Russian energy companies and state banks are seeking to annul the European Council’s July 31st decision that legally barred them from raising funds in European capital markets. These entities include the state oil group Rosneft, and other state lenders such as Sberbank, VTB, VEB, Gazprombank, Rosselkhozbank, and Gazpromnef. The EU sanctions, along with similar measures adopted by the US, were intended to punish Russia for “its illegal annexation of Crimea and deliberate destabilization” of Ukraine.
The Russian entities are optimistic about having the sanctions dropped. Similar measures that were imposed on Iranian and Syrian entities have been lifted when the European General Court found that European authorities failed to provide sufficient evidence linking the sanctioned entities to the countries’ unsupported activities. European courts rarely allow governments to present classified evidence under seal thereby making it difficult to explain the rationale for their sanctions.

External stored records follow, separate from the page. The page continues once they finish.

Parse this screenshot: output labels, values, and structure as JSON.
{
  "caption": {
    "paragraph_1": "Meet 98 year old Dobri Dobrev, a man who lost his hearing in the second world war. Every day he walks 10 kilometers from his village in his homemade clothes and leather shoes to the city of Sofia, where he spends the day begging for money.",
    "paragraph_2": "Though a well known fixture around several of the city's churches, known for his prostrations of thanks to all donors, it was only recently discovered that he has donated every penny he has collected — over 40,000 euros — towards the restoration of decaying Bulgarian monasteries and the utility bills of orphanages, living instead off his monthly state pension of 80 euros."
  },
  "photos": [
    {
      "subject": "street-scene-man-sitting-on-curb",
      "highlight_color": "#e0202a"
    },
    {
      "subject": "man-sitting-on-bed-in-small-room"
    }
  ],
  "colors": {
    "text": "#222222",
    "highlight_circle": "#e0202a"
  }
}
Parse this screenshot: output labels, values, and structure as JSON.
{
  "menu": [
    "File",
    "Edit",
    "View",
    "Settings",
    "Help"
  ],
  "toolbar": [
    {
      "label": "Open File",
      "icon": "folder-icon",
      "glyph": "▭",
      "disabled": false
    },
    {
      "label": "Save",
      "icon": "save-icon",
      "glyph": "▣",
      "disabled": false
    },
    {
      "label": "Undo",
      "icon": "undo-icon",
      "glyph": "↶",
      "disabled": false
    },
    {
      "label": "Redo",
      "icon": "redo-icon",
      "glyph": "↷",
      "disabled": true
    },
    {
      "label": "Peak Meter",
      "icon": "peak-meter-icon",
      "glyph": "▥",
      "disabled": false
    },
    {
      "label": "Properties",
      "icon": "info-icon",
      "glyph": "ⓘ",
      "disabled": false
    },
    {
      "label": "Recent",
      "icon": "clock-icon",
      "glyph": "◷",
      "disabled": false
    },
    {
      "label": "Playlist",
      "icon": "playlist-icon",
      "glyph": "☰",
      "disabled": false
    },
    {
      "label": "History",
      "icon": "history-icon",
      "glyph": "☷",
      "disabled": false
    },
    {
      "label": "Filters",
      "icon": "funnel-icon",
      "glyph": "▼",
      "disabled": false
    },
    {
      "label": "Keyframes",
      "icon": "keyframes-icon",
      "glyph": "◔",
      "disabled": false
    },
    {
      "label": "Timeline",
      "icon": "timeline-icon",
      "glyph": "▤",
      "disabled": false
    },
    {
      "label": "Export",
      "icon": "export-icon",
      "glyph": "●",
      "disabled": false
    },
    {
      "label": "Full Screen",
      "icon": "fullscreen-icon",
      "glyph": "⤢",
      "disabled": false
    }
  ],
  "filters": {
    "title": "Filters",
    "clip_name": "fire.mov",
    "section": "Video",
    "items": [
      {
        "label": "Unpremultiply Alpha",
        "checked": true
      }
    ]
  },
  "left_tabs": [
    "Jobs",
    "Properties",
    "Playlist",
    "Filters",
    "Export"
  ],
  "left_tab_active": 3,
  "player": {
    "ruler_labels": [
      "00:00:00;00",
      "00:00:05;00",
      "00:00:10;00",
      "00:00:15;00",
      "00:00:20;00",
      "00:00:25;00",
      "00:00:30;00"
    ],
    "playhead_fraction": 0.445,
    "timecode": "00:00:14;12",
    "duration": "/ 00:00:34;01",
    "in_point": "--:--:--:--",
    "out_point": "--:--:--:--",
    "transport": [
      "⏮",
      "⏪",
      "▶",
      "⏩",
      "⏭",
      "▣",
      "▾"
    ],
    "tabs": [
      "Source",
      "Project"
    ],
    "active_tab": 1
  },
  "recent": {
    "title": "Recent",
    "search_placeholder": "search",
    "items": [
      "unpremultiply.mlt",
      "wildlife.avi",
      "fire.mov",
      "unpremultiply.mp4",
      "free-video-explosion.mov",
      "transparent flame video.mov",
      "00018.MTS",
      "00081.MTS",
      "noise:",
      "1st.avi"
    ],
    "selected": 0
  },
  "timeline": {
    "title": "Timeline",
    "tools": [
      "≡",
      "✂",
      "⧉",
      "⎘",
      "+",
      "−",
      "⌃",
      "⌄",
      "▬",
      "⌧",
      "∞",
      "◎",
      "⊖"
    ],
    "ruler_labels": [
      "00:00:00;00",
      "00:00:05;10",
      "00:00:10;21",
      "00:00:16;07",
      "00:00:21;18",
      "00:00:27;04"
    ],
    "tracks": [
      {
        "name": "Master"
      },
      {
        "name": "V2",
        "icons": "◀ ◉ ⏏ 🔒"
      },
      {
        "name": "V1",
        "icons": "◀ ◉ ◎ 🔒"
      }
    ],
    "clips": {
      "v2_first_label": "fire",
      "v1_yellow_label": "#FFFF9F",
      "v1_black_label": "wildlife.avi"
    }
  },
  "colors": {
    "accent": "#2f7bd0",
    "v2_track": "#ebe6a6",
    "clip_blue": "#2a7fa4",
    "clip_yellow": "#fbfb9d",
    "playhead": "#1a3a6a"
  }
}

However, even if the Russian entities eventually get the sanctions lifted, it will be only after the lengthy appeals processes have ended. Therefore, this legal action will not promise a quick relief from the economic pain the Russian entities are experiencing, unless they win substantial financial damages during initial court victories.
I believe that the court action against the European Council’s decision of sanctions on Russian entities is proper in the sense that it deters Russia’s unsupported actions in Ukraine. Although Russia is not withdrawing from the conflict in Ukraine, this court action makes it clear that the sanctions are taking effect. Since the appeals process will be lengthy, it may take some time before the sanctions start to influence Russia’s actions in Ukraine. This will also be a reminder to Russia that the two economies are interdependent and Russia will need to choose its actions carefully to preserve its economic vitality.
The sanctions on Russian entities rather than solely on the Russian government are fair. One must remember that these are state backed entities. Imposing sanctions against these companies is similar to imposing sanctions against Russia itself, especially since the Russian government holds controlling stakes in all of them.
Do you think that it is fair that the European Council imposed sanctions on Russian entities rather than just the government? Is this court action a sign that economic sanctions are effective in deterring the unsupported activities of other countries?
Sources: Bloomberg, Financial Times